* _WHAT TO DO_
Would you extract the whole listing below and retype it exactly?

[[ EXERCISE DATA open ]]

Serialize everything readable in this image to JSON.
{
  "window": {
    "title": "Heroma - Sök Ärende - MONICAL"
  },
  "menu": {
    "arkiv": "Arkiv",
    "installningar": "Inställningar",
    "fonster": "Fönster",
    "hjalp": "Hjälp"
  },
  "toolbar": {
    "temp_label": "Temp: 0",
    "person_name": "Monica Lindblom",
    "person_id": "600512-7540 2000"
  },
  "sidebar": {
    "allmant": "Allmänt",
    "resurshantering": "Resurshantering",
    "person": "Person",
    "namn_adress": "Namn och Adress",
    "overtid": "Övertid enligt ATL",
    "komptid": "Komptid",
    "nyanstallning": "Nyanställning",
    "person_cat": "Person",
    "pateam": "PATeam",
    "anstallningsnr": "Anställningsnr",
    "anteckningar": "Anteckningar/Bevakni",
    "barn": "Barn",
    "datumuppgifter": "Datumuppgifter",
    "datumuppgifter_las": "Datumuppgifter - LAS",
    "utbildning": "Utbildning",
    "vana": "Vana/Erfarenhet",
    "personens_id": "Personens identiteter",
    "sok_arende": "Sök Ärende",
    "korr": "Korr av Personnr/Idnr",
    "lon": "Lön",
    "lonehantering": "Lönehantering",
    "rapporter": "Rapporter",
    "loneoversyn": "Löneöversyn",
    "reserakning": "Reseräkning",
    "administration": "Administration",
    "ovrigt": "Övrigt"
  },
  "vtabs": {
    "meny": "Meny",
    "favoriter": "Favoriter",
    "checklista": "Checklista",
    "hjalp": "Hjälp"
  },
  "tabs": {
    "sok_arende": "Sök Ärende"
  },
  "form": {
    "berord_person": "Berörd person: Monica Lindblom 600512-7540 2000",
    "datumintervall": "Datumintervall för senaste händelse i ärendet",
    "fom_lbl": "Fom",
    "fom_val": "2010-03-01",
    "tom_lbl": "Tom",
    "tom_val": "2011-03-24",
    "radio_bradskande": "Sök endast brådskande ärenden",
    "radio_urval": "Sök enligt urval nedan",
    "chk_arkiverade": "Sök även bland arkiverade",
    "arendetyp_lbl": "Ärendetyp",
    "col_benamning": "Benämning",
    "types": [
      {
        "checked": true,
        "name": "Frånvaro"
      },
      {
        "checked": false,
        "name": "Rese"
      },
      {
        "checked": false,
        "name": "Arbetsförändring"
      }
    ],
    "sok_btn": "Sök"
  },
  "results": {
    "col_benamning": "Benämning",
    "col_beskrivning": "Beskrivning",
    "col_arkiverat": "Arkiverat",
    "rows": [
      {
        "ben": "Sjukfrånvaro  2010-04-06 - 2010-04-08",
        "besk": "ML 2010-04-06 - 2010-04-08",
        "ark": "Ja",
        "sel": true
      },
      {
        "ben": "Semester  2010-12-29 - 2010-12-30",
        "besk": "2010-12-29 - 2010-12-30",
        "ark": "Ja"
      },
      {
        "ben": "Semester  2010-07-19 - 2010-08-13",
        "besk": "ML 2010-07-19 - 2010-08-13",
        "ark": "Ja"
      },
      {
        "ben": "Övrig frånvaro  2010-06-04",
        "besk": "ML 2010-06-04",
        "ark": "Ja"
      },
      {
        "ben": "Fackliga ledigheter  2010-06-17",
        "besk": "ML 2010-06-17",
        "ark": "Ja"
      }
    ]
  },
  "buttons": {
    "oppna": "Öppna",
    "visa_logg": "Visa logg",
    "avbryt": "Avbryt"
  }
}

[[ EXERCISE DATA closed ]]

* _ANSWER SECTION_
Serialize everything readable in this image to JSON.
{
  "window": {
    "title": "Heroma - Sök Ärende - MONICAL"
  },
  "menu": {
    "arkiv": "Arkiv",
    "installningar": "Inställningar",
    "fonster": "Fönster",
    "hjalp": "Hjälp"
  },
  "toolbar": {
    "temp_label": "Temp: 0",
    "person_name": "Monica Lindblom",
    "person_id": "600512-7540 2000"
  },
  "sidebar": {
    "allmant": "Allmänt",
    "resurshantering": "Resurshantering",
    "person": "Person",
    "namn_adress": "Namn och Adress",
    "overtid": "Övertid enligt ATL",
    "komptid": "Komptid",
    "nyanstallning": "Nyanställning",
    "person_cat": "Person",
    "pateam": "PATeam",
    "anstallningsnr": "Anställningsnr",
    "anteckningar": "Anteckningar/Bevakni",
    "barn": "Barn",
    "datumuppgifter": "Datumuppgifter",
    "datumuppgifter_las": "Datumuppgifter - LAS",
    "utbildning": "Utbildning",
    "vana": "Vana/Erfarenhet",
    "personens_id": "Personens identiteter",
    "sok_arende": "Sök Ärende",
    "korr": "Korr av Personnr/Idnr",
    "lon": "Lön",
    "lonehantering": "Lönehantering",
    "rapporter": "Rapporter",
    "loneoversyn": "Löneöversyn",
    "reserakning": "Reseräkning",
    "administration": "Administration",
    "ovrigt": "Övrigt"
  },
  "vtabs": {
    "meny": "Meny",
    "favoriter": "Favoriter",
    "checklista": "Checklista",
    "hjalp": "Hjälp"
  },
  "tabs": {
    "sok_arende": "Sök Ärende"
  },
  "form": {
    "berord_person": "Berörd person: Monica Lindblom 600512-7540 2000",
    "datumintervall": "Datumintervall för senaste händelse i ärendet",
    "fom_lbl": "Fom",
    "fom_val": "2010-03-01",
    "tom_lbl": "Tom",
    "tom_val": "2011-03-24",
    "radio_bradskande": "Sök endast brådskande ärenden",
    "radio_urval": "Sök enligt urval nedan",
    "chk_arkiverade": "Sök även bland arkiverade",
    "arendetyp_lbl": "Ärendetyp",
    "col_benamning": "Benämning",
    "types": [
      {
        "checked": true,
        "name": "Frånvaro"
      },
      {
        "checked": false,
        "name": "Rese"
      },
      {
        "checked": false,
        "name": "Arbetsförändring"
      }
    ],
    "sok_btn": "Sök"
  },
  "results": {
    "col_benamning": "Benämning",
    "col_beskrivning": "Beskrivning",
    "col_arkiverat": "Arkiverat",
    "rows": [
      {
        "ben": "Sjukfrånvaro  2010-04-06 - 2010-04-08",
        "besk": "ML 2010-04-06 - 2010-04-08",
        "ark": "Ja",
        "sel": true
      },
      {
        "ben": "Semester  2010-12-29 - 2010-12-30",
        "besk": "2010-12-29 - 2010-12-30",
        "ark": "Ja"
      },
      {
        "ben": "Semester  2010-07-19 - 2010-08-13",
        "besk": "ML 2010-07-19 - 2010-08-13",
        "ark": "Ja"
      },
      {
        "ben": "Övrig frånvaro  2010-06-04",
        "besk": "ML 2010-06-04",
        "ark": "Ja"
      },
      {
        "ben": "Fackliga ledigheter  2010-06-17",
        "besk": "ML 2010-06-17",
        "ark": "Ja"
      }
    ]
  },
  "buttons": {
    "oppna": "Öppna",
    "visa_logg": "Visa logg",
    "avbryt": "Avbryt"
  }
}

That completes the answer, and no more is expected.